| Alison Gavin and students
| Participating social study class
| Amazon Rainforest, Peru © Diego Perez/CEDIA
This past December, seventh grade students at Wilmette Junior High School in Wilmette, Illinois, took to the Internet to inquire about land use in the Amazon Rainforest. Students in Alison Gavin’s social study class looked at the roles that environmentalists, loggers, native Amazonians, rubber tappers, ranchers, and oil companies play in protecting, sustaining, or destroying the rainforest.
“The more students inquired and learned about the situation, the more they wanted to do something with their knowledge to make a difference and protect the rainforest,” Gavin said.
While conducting research, students came across Rainforest Trust’s website and learned about current efforts to protect the Sierra del Divisor. Excited by the possibility of taking action to save the rainforest, students organized a week-long change drive with Gavin’s help.

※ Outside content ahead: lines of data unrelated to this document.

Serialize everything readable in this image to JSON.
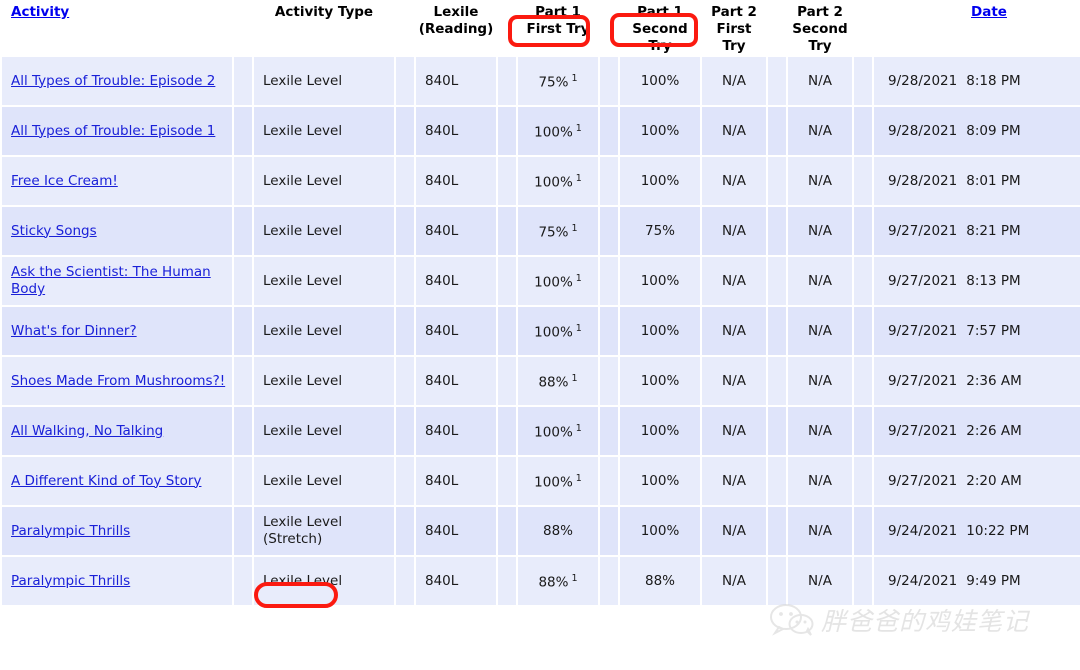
{
  "table": {
    "columns": [
      {
        "key": "activity",
        "label": "Activity",
        "link": true,
        "align": "left"
      },
      {
        "key": "type",
        "label": "Activity Type",
        "link": false,
        "align": "center"
      },
      {
        "key": "lexile",
        "label": "Lexile\n(Reading)",
        "label_line1": "Lexile",
        "label_line2": "(Reading)",
        "link": false,
        "align": "center"
      },
      {
        "key": "p1first",
        "label_line1": "Part 1",
        "label_line2": "First Try",
        "link": false,
        "align": "center"
      },
      {
        "key": "p1second",
        "label_line1": "Part 1",
        "label_line2": "Second Try",
        "link": false,
        "align": "center"
      },
      {
        "key": "p2first",
        "label_line1": "Part 2",
        "label_line2": "First",
        "label_line3": "Try",
        "link": false,
        "align": "center"
      },
      {
        "key": "p2second",
        "label_line1": "Part 2",
        "label_line2": "Second",
        "label_line3": "Try",
        "link": false,
        "align": "center"
      },
      {
        "key": "date",
        "label": "Date",
        "link": true,
        "align": "center"
      }
    ],
    "headers": {
      "activity": "Activity",
      "activity_type": "Activity Type",
      "lexile_l1": "Lexile",
      "lexile_l2": "(Reading)",
      "part1_l1": "Part 1",
      "part1_first_try": "First Try",
      "part1b_l1": "Part 1",
      "part1_second_try": "Second Try",
      "part2_l1": "Part 2",
      "part2_first_l2": "First",
      "part2_first_l3": "Try",
      "part2b_l1": "Part 2",
      "part2_second_l2": "Second",
      "part2_second_l3": "Try",
      "date": "Date"
    },
    "rows": [
      {
        "activity": "All Types of Trouble: Episode 2",
        "type": "Lexile Level",
        "type_note": "",
        "lexile": "840L",
        "p1_first": "75%",
        "p1_first_marker": "1",
        "p1_second": "100%",
        "p2_first": "N/A",
        "p2_second": "N/A",
        "date": "9/28/2021",
        "time": "8:18 PM"
      },
      {
        "activity": "All Types of Trouble: Episode 1",
        "type": "Lexile Level",
        "type_note": "",
        "lexile": "840L",
        "p1_first": "100%",
        "p1_first_marker": "1",
        "p1_second": "100%",
        "p2_first": "N/A",
        "p2_second": "N/A",
        "date": "9/28/2021",
        "time": "8:09 PM"
      },
      {
        "activity": "Free Ice Cream!",
        "type": "Lexile Level",
        "type_note": "",
        "lexile": "840L",
        "p1_first": "100%",
        "p1_first_marker": "1",
        "p1_second": "100%",
        "p2_first": "N/A",
        "p2_second": "N/A",
        "date": "9/28/2021",
        "time": "8:01 PM"
      },
      {
        "activity": "Sticky Songs",
        "type": "Lexile Level",
        "type_note": "",
        "lexile": "840L",
        "p1_first": "75%",
        "p1_first_marker": "1",
        "p1_second": "75%",
        "p2_first": "N/A",
        "p2_second": "N/A",
        "date": "9/27/2021",
        "time": "8:21 PM"
      },
      {
        "activity": "Ask the Scientist: The Human Body",
        "type": "Lexile Level",
        "type_note": "",
        "lexile": "840L",
        "p1_first": "100%",
        "p1_first_marker": "1",
        "p1_second": "100%",
        "p2_first": "N/A",
        "p2_second": "N/A",
        "date": "9/27/2021",
        "time": "8:13 PM"
      },
      {
        "activity": "What's for Dinner?",
        "type": "Lexile Level",
        "type_note": "",
        "lexile": "840L",
        "p1_first": "100%",
        "p1_first_marker": "1",
        "p1_second": "100%",
        "p2_first": "N/A",
        "p2_second": "N/A",
        "date": "9/27/2021",
        "time": "7:57 PM"
      },
      {
        "activity": "Shoes Made From Mushrooms?!",
        "type": "Lexile Level",
        "type_note": "",
        "lexile": "840L",
        "p1_first": "88%",
        "p1_first_marker": "1",
        "p1_second": "100%",
        "p2_first": "N/A",
        "p2_second": "N/A",
        "date": "9/27/2021",
        "time": "2:36 AM"
      },
      {
        "activity": "All Walking, No Talking",
        "type": "Lexile Level",
        "type_note": "",
        "lexile": "840L",
        "p1_first": "100%",
        "p1_first_marker": "1",
        "p1_second": "100%",
        "p2_first": "N/A",
        "p2_second": "N/A",
        "date": "9/27/2021",
        "time": "2:26 AM"
      },
      {
        "activity": "A Different Kind of Toy Story",
        "type": "Lexile Level",
        "type_note": "",
        "lexile": "840L",
        "p1_first": "100%",
        "p1_first_marker": "1",
        "p1_second": "100%",
        "p2_first": "N/A",
        "p2_second": "N/A",
        "date": "9/27/2021",
        "time": "2:20 AM"
      },
      {
        "activity": "Paralympic Thrills",
        "type": "Lexile Level",
        "type_note": "(Stretch)",
        "lexile": "840L",
        "p1_first": "88%",
        "p1_first_marker": "",
        "p1_second": "100%",
        "p2_first": "N/A",
        "p2_second": "N/A",
        "date": "9/24/2021",
        "time": "10:22 PM"
      },
      {
        "activity": "Paralympic Thrills",
        "type": "Lexile Level",
        "type_note": "",
        "lexile": "840L",
        "p1_first": "88%",
        "p1_first_marker": "1",
        "p1_second": "88%",
        "p2_first": "N/A",
        "p2_second": "N/A",
        "date": "9/24/2021",
        "time": "9:49 PM"
      }
    ]
  },
  "annotations": [
    {
      "id": "first-try",
      "shape": "rounded-rect",
      "target": "First Try",
      "color": "#fb1a10"
    },
    {
      "id": "second-try",
      "shape": "rounded-rect",
      "target": "Second Try",
      "color": "#fb1a10"
    },
    {
      "id": "stretch",
      "shape": "oval",
      "target": "(Stretch)",
      "color": "#fb1a10"
    }
  ],
  "watermark": {
    "text": "胖爸爸的鸡娃笔记",
    "icon": "wechat-icon",
    "color": "#cfcfcf"
  },
  "colors": {
    "row_light": "#e8ecfb",
    "row_dark": "#dfe4fa",
    "link": "#1a20d8",
    "header_link": "#0000EE",
    "annotation_red": "#fb1a10",
    "page_background": "#ffffff"
  }
}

The drive was conducted as a “class against class” competition with all five of Gavin’s social study classes participating.
“After hearing about Rainforest Trust, I went home and checked out the website on my own and was impressed by the fact that people from all over the world were helping preserve the rainforest. I had $100 from winning a violin solo competition in Chicago and I decided to donate half of it for the rainforest because I wanted to help preserve the beautiful forest and the animals who make their home in it,” said Rachel, one of Gavin’s students. “I thought my donation might excite the rest of my class and encourage more students to contribute so we could save more acres. It worked! My class raised over $100!”
The coins (and bills) brought in by Gavin’s 139 students ended up totaling $446.00. Their donation will protect 3,568 acres of Amazonian rainforest.
According to Josie, another of Gavin’s students, the experience “helped us understand that, even though we are on the other side of the world, we can still make an impact.”
“This was an absolutely positive experience for the students. We want to help in any way we can, and if we can spur more schools to do similar fundraising drives, that would be an added bonus!” said Gavin.